Several people who took my survey a while ago mentioned crate training. Here are the two most challenging situations:
 A year-old Rottweiler who used to go in his crate when asked now doesn’t want to. He can’t be lured with dog biscuits, toys, or other treats. It’s necessary because his owners will be showing him and he’ll have to be crated at the shows.
 A female Jack Russell Terrier “goes ballistic” when put in the crate. She barks and yaps endlessly, and has even gone to the bathroom on herself in the crate, in her stress. The owner has given up on the crate, at least for now.
Hmm… for whatever reasons the two dogs have, each has decided that the crate is bad news. If you can figure out why they came to that conclusion, you’ll be a big step further towards solving the problem. Was there any particular time that they were stressed by being in it?

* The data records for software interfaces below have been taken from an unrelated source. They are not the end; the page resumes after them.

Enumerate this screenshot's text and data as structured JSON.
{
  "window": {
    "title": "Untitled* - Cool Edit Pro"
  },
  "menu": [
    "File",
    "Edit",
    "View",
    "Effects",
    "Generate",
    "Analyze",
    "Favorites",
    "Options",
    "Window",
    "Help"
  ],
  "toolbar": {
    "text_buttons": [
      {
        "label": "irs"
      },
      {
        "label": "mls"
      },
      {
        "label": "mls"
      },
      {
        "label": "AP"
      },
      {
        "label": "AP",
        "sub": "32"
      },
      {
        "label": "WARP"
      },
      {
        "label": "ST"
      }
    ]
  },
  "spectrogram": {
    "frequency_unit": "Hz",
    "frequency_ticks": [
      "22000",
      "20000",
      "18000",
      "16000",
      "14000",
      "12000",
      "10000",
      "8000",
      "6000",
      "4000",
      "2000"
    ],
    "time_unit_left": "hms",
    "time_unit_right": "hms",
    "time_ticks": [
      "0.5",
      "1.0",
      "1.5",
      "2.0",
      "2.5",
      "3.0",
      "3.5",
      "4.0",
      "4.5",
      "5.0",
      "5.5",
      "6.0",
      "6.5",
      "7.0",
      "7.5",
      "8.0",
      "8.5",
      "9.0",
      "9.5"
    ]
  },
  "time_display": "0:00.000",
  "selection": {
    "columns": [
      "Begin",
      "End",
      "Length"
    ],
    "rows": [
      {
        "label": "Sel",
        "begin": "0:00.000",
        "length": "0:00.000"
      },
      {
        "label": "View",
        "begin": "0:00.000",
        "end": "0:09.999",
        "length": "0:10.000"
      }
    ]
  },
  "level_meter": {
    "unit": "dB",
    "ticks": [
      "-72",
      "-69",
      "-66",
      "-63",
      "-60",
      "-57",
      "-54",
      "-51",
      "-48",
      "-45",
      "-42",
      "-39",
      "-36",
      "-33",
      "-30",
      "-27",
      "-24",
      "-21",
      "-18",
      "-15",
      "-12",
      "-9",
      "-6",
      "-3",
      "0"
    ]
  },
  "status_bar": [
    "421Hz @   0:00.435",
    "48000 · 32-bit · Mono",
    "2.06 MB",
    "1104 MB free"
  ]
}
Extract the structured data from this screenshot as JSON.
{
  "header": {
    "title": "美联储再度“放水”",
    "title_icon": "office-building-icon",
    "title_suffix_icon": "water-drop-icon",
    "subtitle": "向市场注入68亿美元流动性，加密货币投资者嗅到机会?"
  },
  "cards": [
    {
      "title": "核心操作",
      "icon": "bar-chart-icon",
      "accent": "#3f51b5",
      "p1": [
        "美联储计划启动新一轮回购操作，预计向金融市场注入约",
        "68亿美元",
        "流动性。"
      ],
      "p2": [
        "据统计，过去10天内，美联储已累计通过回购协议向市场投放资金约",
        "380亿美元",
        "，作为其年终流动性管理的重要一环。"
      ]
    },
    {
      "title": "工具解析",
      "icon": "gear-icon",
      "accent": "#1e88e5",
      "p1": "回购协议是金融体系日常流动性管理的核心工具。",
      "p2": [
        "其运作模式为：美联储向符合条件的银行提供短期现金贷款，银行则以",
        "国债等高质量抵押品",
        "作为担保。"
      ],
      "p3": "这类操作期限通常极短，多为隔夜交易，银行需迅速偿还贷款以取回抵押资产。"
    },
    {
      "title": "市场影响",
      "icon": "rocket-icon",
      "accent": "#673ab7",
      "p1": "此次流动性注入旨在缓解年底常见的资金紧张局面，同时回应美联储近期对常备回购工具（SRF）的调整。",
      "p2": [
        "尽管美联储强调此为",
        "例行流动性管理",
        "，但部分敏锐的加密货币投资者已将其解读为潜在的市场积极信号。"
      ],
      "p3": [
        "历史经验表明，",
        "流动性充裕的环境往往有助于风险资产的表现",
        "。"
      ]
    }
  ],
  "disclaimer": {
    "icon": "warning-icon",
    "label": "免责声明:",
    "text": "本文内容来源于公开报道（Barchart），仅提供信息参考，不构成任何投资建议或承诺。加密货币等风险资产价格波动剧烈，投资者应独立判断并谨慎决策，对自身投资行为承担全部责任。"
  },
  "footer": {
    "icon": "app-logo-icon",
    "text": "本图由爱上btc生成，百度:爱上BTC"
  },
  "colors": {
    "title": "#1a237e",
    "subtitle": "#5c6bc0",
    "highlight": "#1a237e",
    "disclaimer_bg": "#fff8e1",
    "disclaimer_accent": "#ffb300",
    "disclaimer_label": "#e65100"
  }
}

There’s a long and detailed page about crate training on this site, and reading through my suggestions for how to crate train might provide food for thought about how this dilemma could have arisen and/or what you might do next.
With the JRT, you could use one or more of the alternatives to crate training which I describe on that page, such as an ex pen or confined area, but with the Rottie, you will need to get him to accept the crate willingly. It may be that if you create an alternative space at home temporarily, it will give all of you the time to regroup. Then you could take baby steps with clicker training. Click and treat (when he’s hungry or interested in treats) if he walks anywhere near the crate. Then click if he walks closer to it. Then closer still. Then next to it… then toss a treat just barely in the crate and click if he will take it. And so on. Bit by tiny bit. You could do quite a few very short sessions a day.
Here is a one-minute video with a clever twist on crate training that I put here on this site, made by Dr. Ian Dunbar, one of my favorite dog trainers.
If he were my dog, I would also try to communicate with him telepathically, to find out what the problem is. My husband once produced a program called Telepathic Communication with Animals featuring an outstanding animal communicator named Penelope Smith. (Link goes to description of the program on another site of ours.) The process of making that program made both of us more able to tune in to our own animals. We just sit quietly, preferably with the pet, and close our eyes. We ask a question, inwardly or out loud. We sit in silence for a few minutes and then Kelly and I compare notes. Usually we get similar insights.
By the way, many trainers would say of both these dogs that they are being too dominant and that you need to take on the role of pack leader. I don’t think that way, though I used to, but I don’t find it leads to solutions as effective as you can get with a more positive approach.
That said, it does often happen that as kids grow up, they say no to things that they did willingly earlier — no doubt you are familiar with this with humans! So there could be some “teenage” aspects to the behavior.